* Your task:
Please return every record exactly as it appears.

···

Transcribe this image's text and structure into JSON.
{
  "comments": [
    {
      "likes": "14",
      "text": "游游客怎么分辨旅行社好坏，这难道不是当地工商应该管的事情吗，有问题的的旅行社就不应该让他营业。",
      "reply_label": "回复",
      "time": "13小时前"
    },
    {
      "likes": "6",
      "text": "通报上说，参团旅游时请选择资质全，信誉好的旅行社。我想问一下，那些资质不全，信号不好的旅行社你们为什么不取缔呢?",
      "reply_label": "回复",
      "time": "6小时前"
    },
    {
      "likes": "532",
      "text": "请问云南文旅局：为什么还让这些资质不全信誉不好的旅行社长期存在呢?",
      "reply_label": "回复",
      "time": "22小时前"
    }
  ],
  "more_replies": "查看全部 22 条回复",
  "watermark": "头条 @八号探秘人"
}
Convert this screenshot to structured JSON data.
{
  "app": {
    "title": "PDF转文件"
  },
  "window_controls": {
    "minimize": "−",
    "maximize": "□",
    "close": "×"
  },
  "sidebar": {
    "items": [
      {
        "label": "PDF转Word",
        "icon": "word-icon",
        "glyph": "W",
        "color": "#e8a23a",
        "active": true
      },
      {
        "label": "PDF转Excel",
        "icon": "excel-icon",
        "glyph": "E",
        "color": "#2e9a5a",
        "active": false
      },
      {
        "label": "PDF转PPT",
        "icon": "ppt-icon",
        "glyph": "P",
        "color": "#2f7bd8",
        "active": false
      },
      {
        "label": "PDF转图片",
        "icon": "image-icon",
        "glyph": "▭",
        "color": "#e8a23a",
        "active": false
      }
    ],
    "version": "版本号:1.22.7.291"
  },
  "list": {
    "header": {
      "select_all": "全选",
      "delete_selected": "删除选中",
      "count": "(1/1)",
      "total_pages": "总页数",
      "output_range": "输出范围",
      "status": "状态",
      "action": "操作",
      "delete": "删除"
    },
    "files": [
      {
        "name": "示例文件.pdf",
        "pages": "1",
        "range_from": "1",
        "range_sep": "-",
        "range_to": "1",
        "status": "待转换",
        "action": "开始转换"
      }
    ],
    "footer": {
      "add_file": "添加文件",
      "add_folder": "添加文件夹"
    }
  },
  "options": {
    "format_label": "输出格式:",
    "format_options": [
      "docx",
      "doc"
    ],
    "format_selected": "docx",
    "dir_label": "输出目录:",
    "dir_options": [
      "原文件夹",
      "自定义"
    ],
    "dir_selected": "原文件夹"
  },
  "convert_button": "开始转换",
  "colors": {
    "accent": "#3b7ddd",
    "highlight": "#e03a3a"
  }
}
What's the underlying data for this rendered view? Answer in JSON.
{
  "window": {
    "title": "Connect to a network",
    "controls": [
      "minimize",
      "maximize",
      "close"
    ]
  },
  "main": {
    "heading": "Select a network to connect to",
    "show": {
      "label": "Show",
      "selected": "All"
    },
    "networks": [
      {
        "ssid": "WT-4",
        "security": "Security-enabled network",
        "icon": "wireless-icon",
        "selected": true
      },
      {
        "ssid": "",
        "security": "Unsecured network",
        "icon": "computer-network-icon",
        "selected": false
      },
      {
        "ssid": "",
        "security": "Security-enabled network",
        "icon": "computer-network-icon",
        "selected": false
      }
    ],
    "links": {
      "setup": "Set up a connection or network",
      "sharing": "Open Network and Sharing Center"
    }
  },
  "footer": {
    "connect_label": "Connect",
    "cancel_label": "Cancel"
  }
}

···

* Answer space:
Transcribe this image's text and structure into JSON.
{
  "comments": [
    {
      "likes": "14",
      "text": "游游客怎么分辨旅行社好坏，这难道不是当地工商应该管的事情吗，有问题的的旅行社就不应该让他营业。",
      "reply_label": "回复",
      "time": "13小时前"
    },
    {
      "likes": "6",
      "text": "通报上说，参团旅游时请选择资质全，信誉好的旅行社。我想问一下，那些资质不全，信号不好的旅行社你们为什么不取缔呢?",
      "reply_label": "回复",
      "time": "6小时前"
    },
    {
      "likes": "532",
      "text": "请问云南文旅局：为什么还让这些资质不全信誉不好的旅行社长期存在呢?",
      "reply_label": "回复",
      "time": "22小时前"
    }
  ],
  "more_replies": "查看全部 22 条回复",
  "watermark": "头条 @八号探秘人"
}
Convert this screenshot to structured JSON data.
{
  "app": {
    "title": "PDF转文件"
  },
  "window_controls": {
    "minimize": "−",
    "maximize": "□",
    "close": "×"
  },
  "sidebar": {
    "items": [
      {
        "label": "PDF转Word",
        "icon": "word-icon",
        "glyph": "W",
        "color": "#e8a23a",
        "active": true
      },
      {
        "label": "PDF转Excel",
        "icon": "excel-icon",
        "glyph": "E",
        "color": "#2e9a5a",
        "active": false
      },
      {
        "label": "PDF转PPT",
        "icon": "ppt-icon",
        "glyph": "P",
        "color": "#2f7bd8",
        "active": false
      },
      {
        "label": "PDF转图片",
        "icon": "image-icon",
        "glyph": "▭",
        "color": "#e8a23a",
        "active": false
      }
    ],
    "version": "版本号:1.22.7.291"
  },
  "list": {
    "header": {
      "select_all": "全选",
      "delete_selected": "删除选中",
      "count": "(1/1)",
      "total_pages": "总页数",
      "output_range": "输出范围",
      "status": "状态",
      "action": "操作",
      "delete": "删除"
    },
    "files": [
      {
        "name": "示例文件.pdf",
        "pages": "1",
        "range_from": "1",
        "range_sep": "-",
        "range_to": "1",
        "status": "待转换",
        "action": "开始转换"
      }
    ],
    "footer": {
      "add_file": "添加文件",
      "add_folder": "添加文件夹"
    }
  },
  "options": {
    "format_label": "输出格式:",
    "format_options": [
      "docx",
      "doc"
    ],
    "format_selected": "docx",
    "dir_label": "输出目录:",
    "dir_options": [
      "原文件夹",
      "自定义"
    ],
    "dir_selected": "原文件夹"
  },
  "convert_button": "开始转换",
  "colors": {
    "accent": "#3b7ddd",
    "highlight": "#e03a3a"
  }
}
What's the underlying data for this rendered view? Answer in JSON.
{
  "window": {
    "title": "Connect to a network",
    "controls": [
      "minimize",
      "maximize",
      "close"
    ]
  },
  "main": {
    "heading": "Select a network to connect to",
    "show": {
      "label": "Show",
      "selected": "All"
    },
    "networks": [
      {
        "ssid": "WT-4",
        "security": "Security-enabled network",
        "icon": "wireless-icon",
        "selected": true
      },
      {
        "ssid": "",
        "security": "Unsecured network",
        "icon": "computer-network-icon",
        "selected": false
      },
      {
        "ssid": "",
        "security": "Security-enabled network",
        "icon": "computer-network-icon",
        "selected": false
      }
    ],
    "links": {
      "setup": "Set up a connection or network",
      "sharing": "Open Network and Sharing Center"
    }
  },
  "footer": {
    "connect_label": "Connect",
    "cancel_label": "Cancel"
  }
}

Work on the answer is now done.